NEW SPACE IS PART OF A PLAN TO RAISE THE ENDOWMENT OF THE SCHOOL
Compared to most U.S. schools, London Business School has a rather meager endowment of less than 20 million pounds, or less than $32 million. The endowment of the Harvard Business School, which boasts the largest treasure chest of any business school in the world, is currently $2.8 billion. So Sir Andrew expects to use the dramatic expansion of the school as an effort to raise substantial money from alumni and other potential patrons.

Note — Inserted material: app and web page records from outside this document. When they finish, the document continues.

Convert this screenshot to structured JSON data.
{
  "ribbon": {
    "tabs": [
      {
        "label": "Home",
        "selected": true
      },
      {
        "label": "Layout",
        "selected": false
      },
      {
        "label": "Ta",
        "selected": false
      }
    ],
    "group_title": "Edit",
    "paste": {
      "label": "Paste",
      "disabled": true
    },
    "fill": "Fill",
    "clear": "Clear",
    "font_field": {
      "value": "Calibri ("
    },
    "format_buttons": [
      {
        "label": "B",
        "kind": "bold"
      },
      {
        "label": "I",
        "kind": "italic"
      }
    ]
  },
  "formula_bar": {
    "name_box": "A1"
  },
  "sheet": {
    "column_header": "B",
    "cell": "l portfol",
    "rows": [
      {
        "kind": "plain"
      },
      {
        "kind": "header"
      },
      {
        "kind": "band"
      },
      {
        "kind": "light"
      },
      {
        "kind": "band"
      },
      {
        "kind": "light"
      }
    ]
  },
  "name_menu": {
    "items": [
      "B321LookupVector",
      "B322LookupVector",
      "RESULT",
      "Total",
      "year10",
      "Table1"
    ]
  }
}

Unlike many top business schools that are often housed in relatively new and spacious quarters, London Business School has occupied a magnificent domed and arched building officially owned by the Queen and set across the street from the lovely green rounds of Regent’s Park. But the hallways are narrow and there are few places for students to gather and work in teams. Most students have to cross a busy street and walk down a residential block to find a place for their team meetings. With the addition of more students and programs over the years, the school had long outstripped the capacity of its buildings.
“This is something we have been very keen to do otherwise the school couldn’t expand the way we want it to,” Sir Andrew told the FT. “This really provides for us for expansion for the next 50 years.”
FULL-TIME MBA PROGRAM TO EXPAND ALONG WITH EXECUTIVE EDUCATION
Once London Business School can expand into the new space, a fairly significant expansion in its programs is expected. The school currently has an intake of about 405 full-time MBAs a year, though this is expected to increase by an additional 75 in two year, even before the Town Hall is ready to open.
The deal to acquire that much space in central London is complicated, involving a civil partnership with Westminster City Council. The school will essentially share the building so that council meetings, weddings and other community functions can be held in the facility after the renovations are complete.
In a statement accompanying the news release by London Business School, Cllr Jonathan Glanz, Westminster Council’s Cabinet Member for Housing and Property, said: “In tough economic times, it is more important than ever for councils to make best use of their property assets. This agreement will not only generate an income for the council, but it will also see the multi-million pound restoration of the famous building. I am delighted that we have partnered with London Business School and to see the historic building enter a new chapter as a modern educational facility.”